Date of Award
Union College Only
Bachelor of Science
Excellent general discussions of the earlier literature concerning the rival crystallization and colloid theories as applied to the setting and hardening of Portland cement are found in Bogue (4, 5), Kuhl (21), and Lea and Desch (24). These authors, along with Steinour (41), have tried to resolve these apparently conflicting hypotheses in the light of more recent investigations and have clearly outlined those areas of conflict which need further clarification through continued research. Recent work by Hedin (16) has shown that when ion concentrations and ion activities in solution are changed by the addition, for example, of gypsum, a sufficiently high aluminate-ion concentration can be attained so that free silicic acid is coagulated. Through coagulation, the concentration of the calcium silicate in solution is kept very low. This suggests that lime may be absorbed by silica gel after which chemical reaction can take place. As reported by Steinour (41), Maffei showed that Freundlich and Langmuir isotherms vary in such a way that this process may be assumed to take place. Silica solutions with absorbed lime have shown no initial electron diffraction pattern attributable to crystalline products, but they soon give such products. Work such as this suggests that hydration passes through a colloidal-amorphous state which soon becomes a highly dispersed crystalline state. It has been shown, by the way, (of Steinour) that the gelatinous hydrated calcium silicate gel. These experimental results again suggest the application of the Haber theory to Portland cement.
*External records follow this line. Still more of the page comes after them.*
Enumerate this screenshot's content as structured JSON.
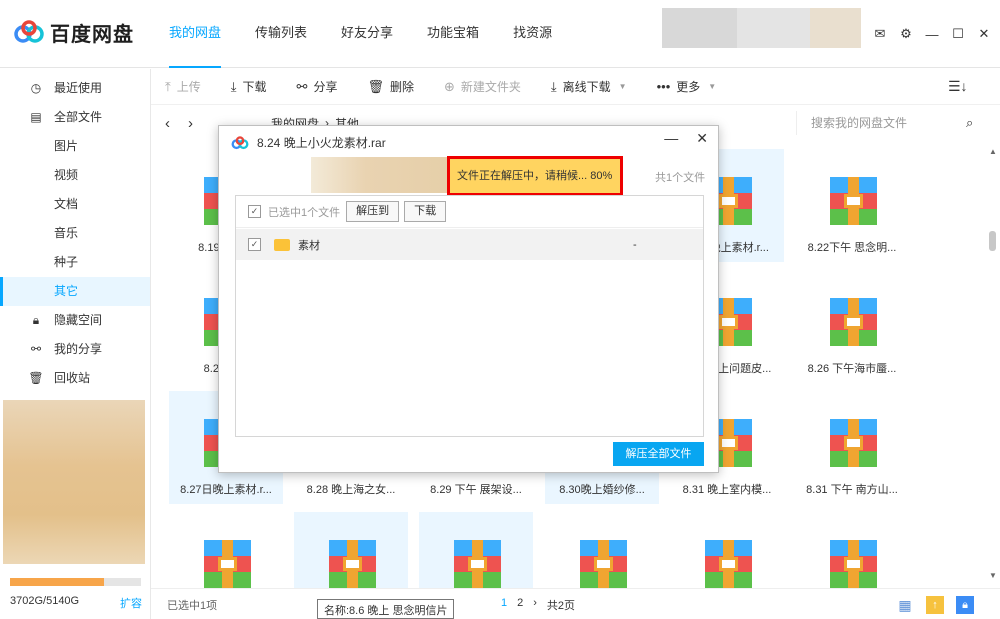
{
  "app": {
    "name": "百度网盘"
  },
  "nav": [
    {
      "label": "我的网盘",
      "active": true
    },
    {
      "label": "传输列表",
      "active": false
    },
    {
      "label": "好友分享",
      "active": false
    },
    {
      "label": "功能宝箱",
      "active": false
    },
    {
      "label": "找资源",
      "active": false
    }
  ],
  "window_icons": [
    "mail-icon",
    "settings-icon",
    "minimize-icon",
    "maximize-icon",
    "close-icon"
  ],
  "sidebar": {
    "items": [
      {
        "label": "最近使用",
        "icon": "clock-icon",
        "sub": false,
        "active": false
      },
      {
        "label": "全部文件",
        "icon": "file-icon",
        "sub": false,
        "active": false
      },
      {
        "label": "图片",
        "sub": true,
        "active": false
      },
      {
        "label": "视频",
        "sub": true,
        "active": false
      },
      {
        "label": "文档",
        "sub": true,
        "active": false
      },
      {
        "label": "音乐",
        "sub": true,
        "active": false
      },
      {
        "label": "种子",
        "sub": true,
        "active": false
      },
      {
        "label": "其它",
        "sub": true,
        "active": true
      },
      {
        "label": "隐藏空间",
        "icon": "lock-icon",
        "sub": false,
        "active": false
      },
      {
        "label": "我的分享",
        "icon": "share-icon",
        "sub": false,
        "active": false
      },
      {
        "label": "回收站",
        "icon": "trash-icon",
        "sub": false,
        "active": false
      }
    ],
    "quota": {
      "text": "3702G/5140G",
      "used": 3702,
      "total": 5140,
      "expand": "扩容"
    }
  },
  "toolbar": [
    {
      "label": "上传",
      "icon": "upload-icon",
      "disabled": true,
      "caret": false
    },
    {
      "label": "下载",
      "icon": "download-icon",
      "disabled": false,
      "caret": false
    },
    {
      "label": "分享",
      "icon": "share-icon",
      "disabled": false,
      "caret": false
    },
    {
      "label": "删除",
      "icon": "trash-icon",
      "disabled": false,
      "caret": false
    },
    {
      "label": "新建文件夹",
      "icon": "new-folder-icon",
      "disabled": true,
      "caret": false
    },
    {
      "label": "离线下载",
      "icon": "offline-download-icon",
      "disabled": false,
      "caret": true
    },
    {
      "label": "更多",
      "icon": "more-icon",
      "disabled": false,
      "caret": true
    }
  ],
  "breadcrumb": {
    "items": [
      "我的网盘",
      "其他"
    ]
  },
  "search": {
    "placeholder": "搜索我的网盘文件"
  },
  "files": [
    {
      "name": "8.19 晚上...",
      "selected": false
    },
    {
      "name": "",
      "selected": false
    },
    {
      "name": "",
      "selected": false
    },
    {
      "name": "",
      "selected": false
    },
    {
      "name": "8.22 晚上素材.r...",
      "selected": true
    },
    {
      "name": "8.22下午 思念明...",
      "selected": false
    },
    {
      "name": "8.23 晚...",
      "selected": false
    },
    {
      "name": "",
      "selected": false
    },
    {
      "name": "",
      "selected": false
    },
    {
      "name": "",
      "selected": false
    },
    {
      "name": "8.25 晚上问题皮...",
      "selected": false
    },
    {
      "name": "8.26 下午海市蜃...",
      "selected": false
    },
    {
      "name": "8.27日晚上素材.r...",
      "selected": true
    },
    {
      "name": "8.28 晚上海之女...",
      "selected": false
    },
    {
      "name": "8.29 下午 展架设...",
      "selected": false
    },
    {
      "name": "8.30晚上婚纱修...",
      "selected": true
    },
    {
      "name": "8.31 晚上室内模...",
      "selected": false
    },
    {
      "name": "8.31 下午 南方山...",
      "selected": false
    },
    {
      "name": "",
      "selected": false
    },
    {
      "name": "",
      "selected": true
    },
    {
      "name": "",
      "selected": true
    },
    {
      "name": "",
      "selected": false
    },
    {
      "name": "",
      "selected": false
    },
    {
      "name": "",
      "selected": false
    }
  ],
  "footer": {
    "selected": "已选中1项",
    "tooltip": "名称:8.6 晚上 思念明信片",
    "pages": [
      "1",
      "2"
    ],
    "next": "›",
    "total": "共2页"
  },
  "dialog": {
    "title": "8.24 晚上小火龙素材.rar",
    "progress_text": "文件正在解压中，请稍候... 80%",
    "progress_percent": 80,
    "file_count": "共1个文件",
    "selected_label": "已选中1个文件",
    "extract_to": "解压到",
    "download": "下载",
    "rows": [
      {
        "name": "素材",
        "size": "-"
      }
    ],
    "extract_all": "解压全部文件"
  },
  "colors": {
    "accent": "#06a7ff",
    "highlight": "#ffd460",
    "border_red": "#e00000"
  }
}
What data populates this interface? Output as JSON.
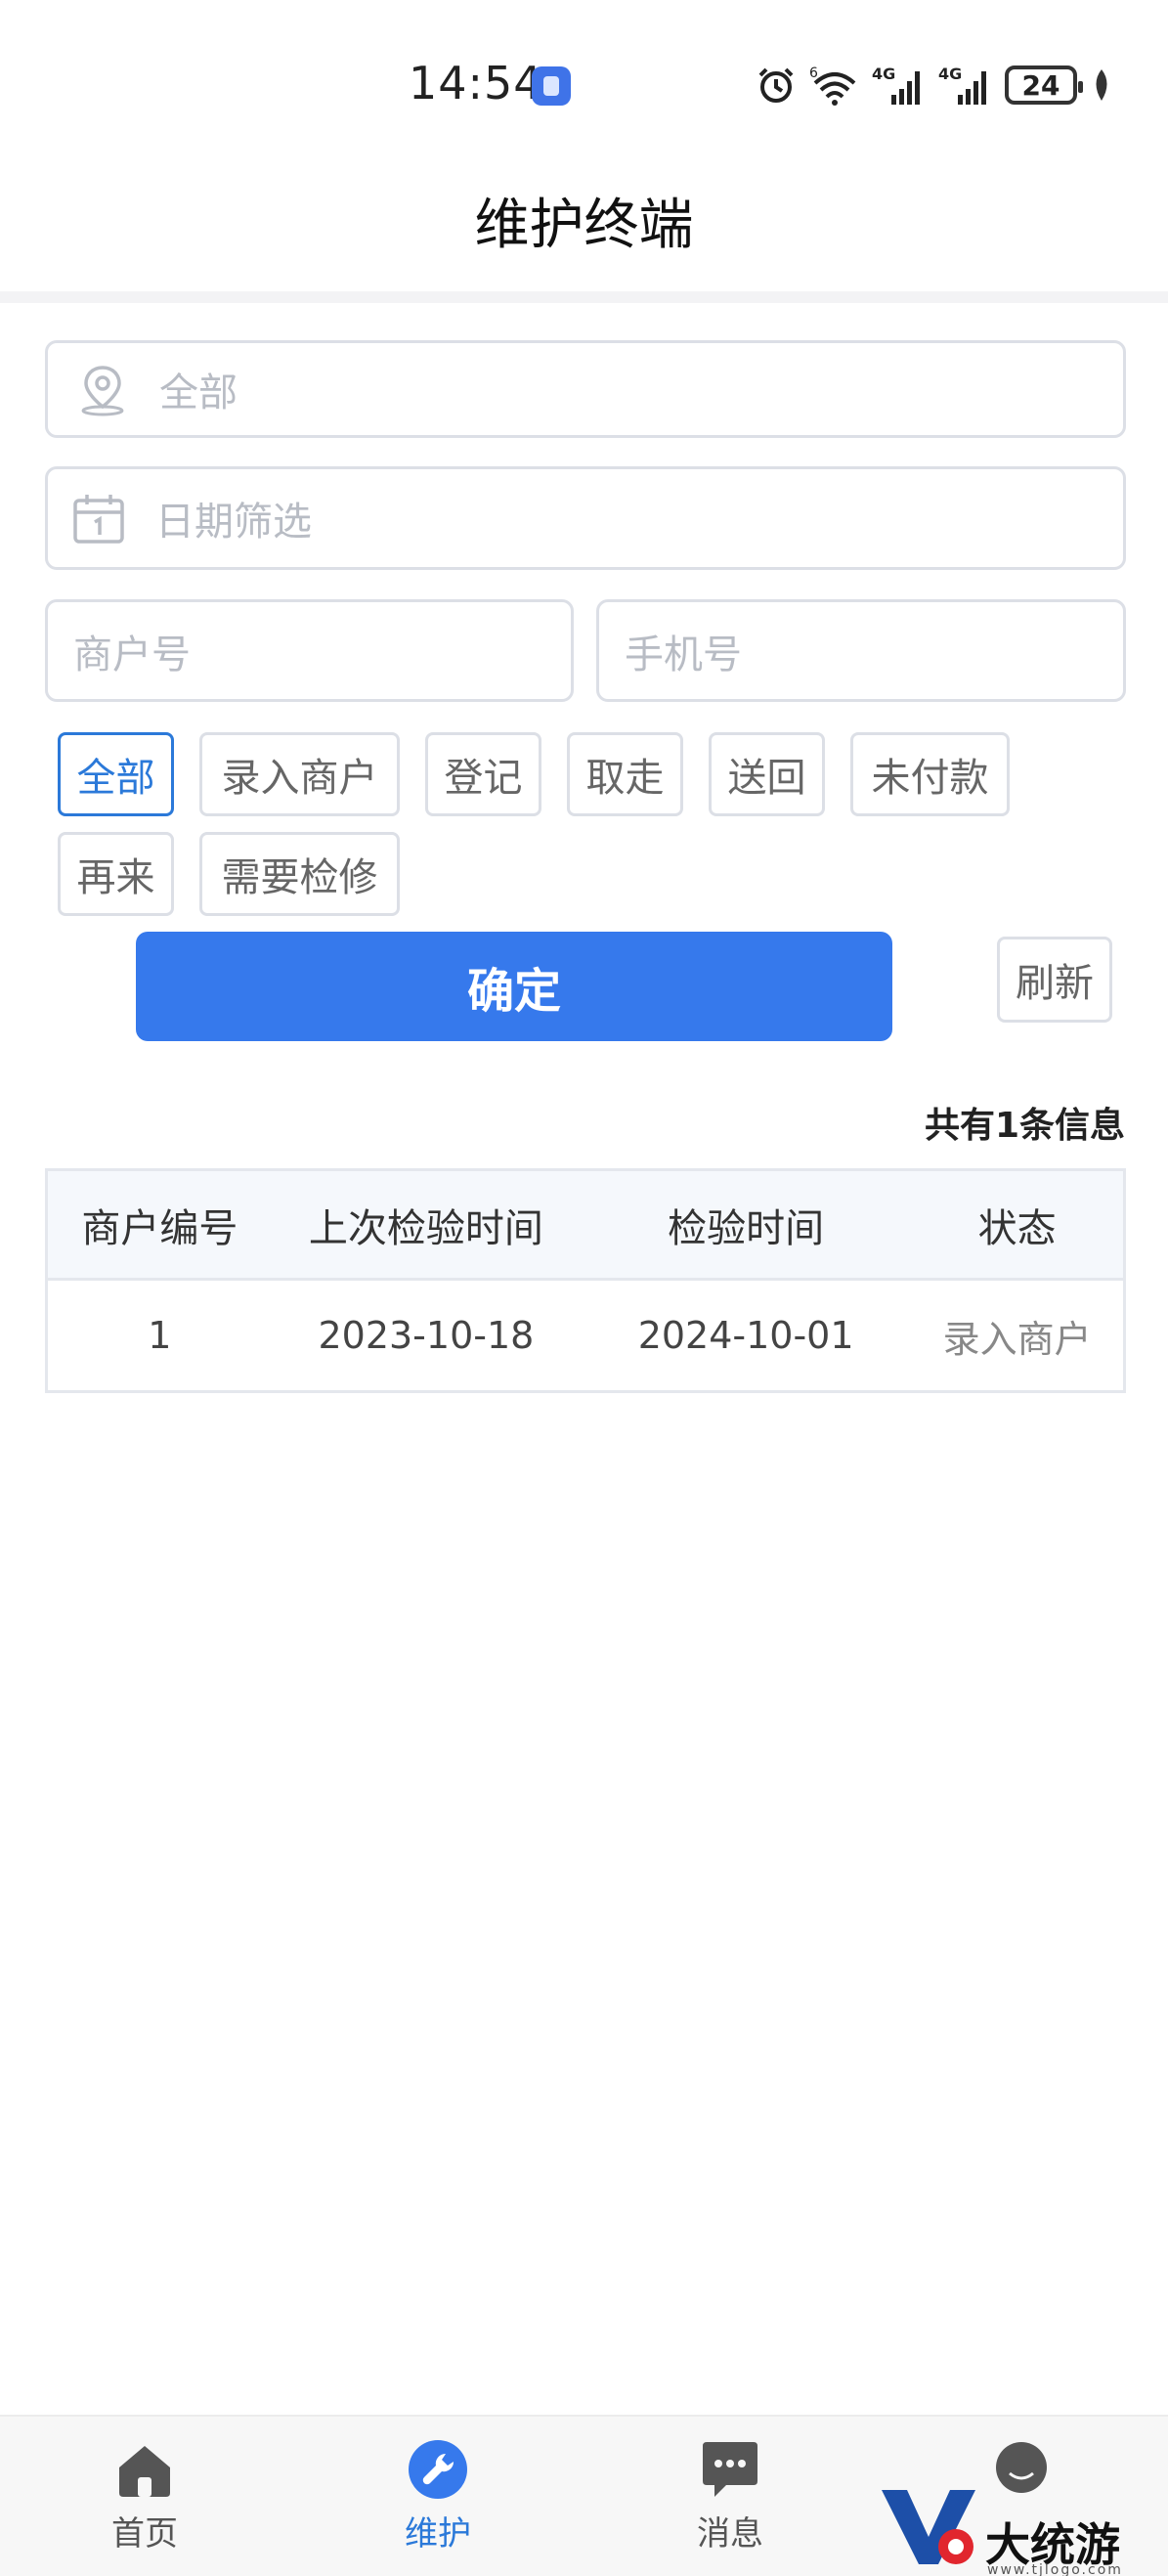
{
  "status_bar": {
    "time": "14:54",
    "battery_level": "24",
    "icons": [
      "app-badge-icon",
      "alarm-icon",
      "wifi-icon",
      "signal-4g-icon",
      "signal-4g-icon",
      "battery-icon",
      "leaf-icon"
    ],
    "network_labels": [
      "4G",
      "4G"
    ],
    "wifi_sup": "6"
  },
  "header": {
    "title": "维护终端"
  },
  "filters": {
    "region_placeholder": "全部",
    "date_placeholder": "日期筛选",
    "merchant_placeholder": "商户号",
    "phone_placeholder": "手机号",
    "chips": [
      {
        "label": "全部",
        "active": true
      },
      {
        "label": "录入商户",
        "active": false
      },
      {
        "label": "登记",
        "active": false
      },
      {
        "label": "取走",
        "active": false
      },
      {
        "label": "送回",
        "active": false
      },
      {
        "label": "未付款",
        "active": false
      },
      {
        "label": "再来",
        "active": false
      },
      {
        "label": "需要检修",
        "active": false
      }
    ]
  },
  "actions": {
    "confirm_label": "确定",
    "refresh_label": "刷新"
  },
  "results": {
    "count_text": "共有1条信息",
    "columns": [
      "商户编号",
      "上次检验时间",
      "检验时间",
      "状态"
    ],
    "rows": [
      [
        "1",
        "2023-10-18",
        "2024-10-01",
        "录入商户"
      ]
    ]
  },
  "bottom_nav": {
    "items": [
      {
        "label": "首页",
        "icon": "home-icon",
        "active": false
      },
      {
        "label": "维护",
        "icon": "wrench-icon",
        "active": true
      },
      {
        "label": "消息",
        "icon": "message-icon",
        "active": false
      },
      {
        "label": "",
        "icon": "user-icon",
        "active": false
      }
    ]
  },
  "watermark": {
    "text": "大统游戏园",
    "sub": "www.tjlogo.com"
  },
  "colors": {
    "accent": "#3679ec",
    "chip_active": "#2b79d9",
    "border": "#dcdfe6",
    "placeholder": "#b8bcc4"
  }
}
Day, Eugene D., "Some colloidal aspects of Portland cement" (1949). Honors Theses. 1756.